Last month I was returning home on my boat from a weekend at Catalina Island when I responded to a call from a disabled boat halfway between Catalina and the mainland. They apparently had engine problems and needed help since they were not members of an assistance towing program. We agreed to tow them home since we happened to keep our boats in the same marina. As we approached them to hand off a tow line, we were caught by a swell and crashed into them. Both boats suffered some minor damage but nobody was hurt. The line was eventually secured and we towed them home without further incident. They thanked us for our help, and since it appeared that neither boat was significantly damaged by the collision, I assumed that would be the end of it. Unfortunately, I received a letter from his lawyer yesterday demanding that we pay to repair the damage to his client’s boat. This raises all kinds of questions, but it all seems pretty unfair since I was the “good Samaritan” who rendered assistance. Should I have just ignored his request for assistance? What are my legal rights?
Before we look at our reader’s legal rights, I will first advise that he should immediately submit a claim to his insurance company. Insurance claims should always be submitted promptly, even if there is some question about who is at fault. The insurance company is much better equipped than a boat owner to hire experts to fight about who was at fault. And a claim may be denied if it is not submitted in a timely matter.
As for the legal requirements, on dry land we generally have no duty to assist a person in distress. The law simply requires that if you choose to render assistance, you do so without acting negligently. Our obligations on the water are different.
In the United States, a federal statute (46 U.S. Code sec. 2304) requires the master of any vessel subject to U.S. jurisdiction to “render assistance to any individual found at sea in danger of being lost,” so long as the assistance can be rendered without endangering the rescuing vessel or individuals on board. This law is a part of an international treaty (the International Convention on Salvage, 1989) which extends the obligation to mariners throughout the world. The statute includes criminal penalties that may include jail time for failing to render assistance.
This federal statute may not apply to our reader’s case since it does not appear that the boat he was assisting was “in danger of being lost” at the time. But the statute does not provide any guidance for determining whether a boat is facing this kind of danger.
Leaving aside the question of whether the disabled boat was in immediate peril and whether our reader was therefore legally required to render assistance, his good faith efforts to help the stranded boat should be protected under both state and federal law.

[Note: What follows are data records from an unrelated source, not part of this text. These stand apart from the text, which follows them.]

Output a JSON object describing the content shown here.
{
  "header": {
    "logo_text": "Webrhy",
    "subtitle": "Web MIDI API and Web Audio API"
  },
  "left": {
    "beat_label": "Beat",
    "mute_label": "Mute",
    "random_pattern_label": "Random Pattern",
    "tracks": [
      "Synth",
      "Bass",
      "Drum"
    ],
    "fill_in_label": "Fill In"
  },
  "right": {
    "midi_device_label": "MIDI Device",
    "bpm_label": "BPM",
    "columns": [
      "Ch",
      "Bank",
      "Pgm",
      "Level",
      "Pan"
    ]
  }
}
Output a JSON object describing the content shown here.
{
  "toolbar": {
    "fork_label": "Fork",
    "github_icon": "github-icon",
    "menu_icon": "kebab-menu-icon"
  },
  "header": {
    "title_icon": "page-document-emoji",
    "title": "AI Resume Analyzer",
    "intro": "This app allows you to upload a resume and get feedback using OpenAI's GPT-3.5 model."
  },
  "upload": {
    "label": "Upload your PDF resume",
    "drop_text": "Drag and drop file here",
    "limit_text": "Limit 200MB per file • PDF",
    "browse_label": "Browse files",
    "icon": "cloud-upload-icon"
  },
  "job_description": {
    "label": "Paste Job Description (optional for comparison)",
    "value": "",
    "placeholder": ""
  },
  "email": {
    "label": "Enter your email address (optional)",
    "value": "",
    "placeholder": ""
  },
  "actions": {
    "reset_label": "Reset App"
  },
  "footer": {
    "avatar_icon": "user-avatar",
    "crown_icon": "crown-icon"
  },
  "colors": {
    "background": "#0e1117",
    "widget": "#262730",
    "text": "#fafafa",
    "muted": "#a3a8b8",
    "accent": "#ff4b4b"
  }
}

Federal law (46 U.S. Code sec. 2303) provides that an individual who gratuitously and in good faith renders assistance at the scene of a marine casualty is not liable for damages as a result of rendering assistance, assuming that he or she acted prudently, and assuming also that the person needing help did not object to the assistance as it was being rendered. California has a similar maritime assistance statute (Harbors and Navigation Code sec. 656) with essentially the same language.
Based upon the state and federal statutes described above, the demands made against our reader would need to include a claim that he failed to act prudently when he rendered assistance to the disabled boat. A failure to act prudently means that a person acted negligently, and this starts to look a lot like the law as it relates to rendering assistance on dry land. We could spend a couple semesters in law school discussing negligence, but for our purposes, we will simply say that negligence is rarely a “black and white” analysis. In most cases a court will end up allocating fault between the parties on a percentage basis. All of which explains why boaters who are facing this type of dispute should promptly submit a claim to their insurance company, followed by a phone call to an experienced maritime attorney.
David Weil is licensed to practice law in the state of California and as such, some of the information provided in this column may not be applicable in a jurisdiction outside of California. Please note also that no two legal situations are alike, and it is impossible to provide accurate legal advice without knowing all the facts of a particular situation. Therefore, the information provided in this column should not be regarded as individual legal advice, and readers should not act upon this information without seeking the opinion of an attorney in their home state.
David Weil is the managing attorney at Weil & Associates (www.weilmaritime.com) in Seal Beach. He is certified as a Specialist in Admiralty and Maritime Law by the State Bar of California Board of Legal Specialization and a “Proctor in Admiralty” Member of the Maritime Law Association of the United States, an adjunct professor of Admiralty Law, and former legal counsel to the California Yacht Brokers Association. If you have a maritime law question for Weil, he can be contacted at 562-799-5508, through his website at www.weilmaritime.com or via email at email@example.com.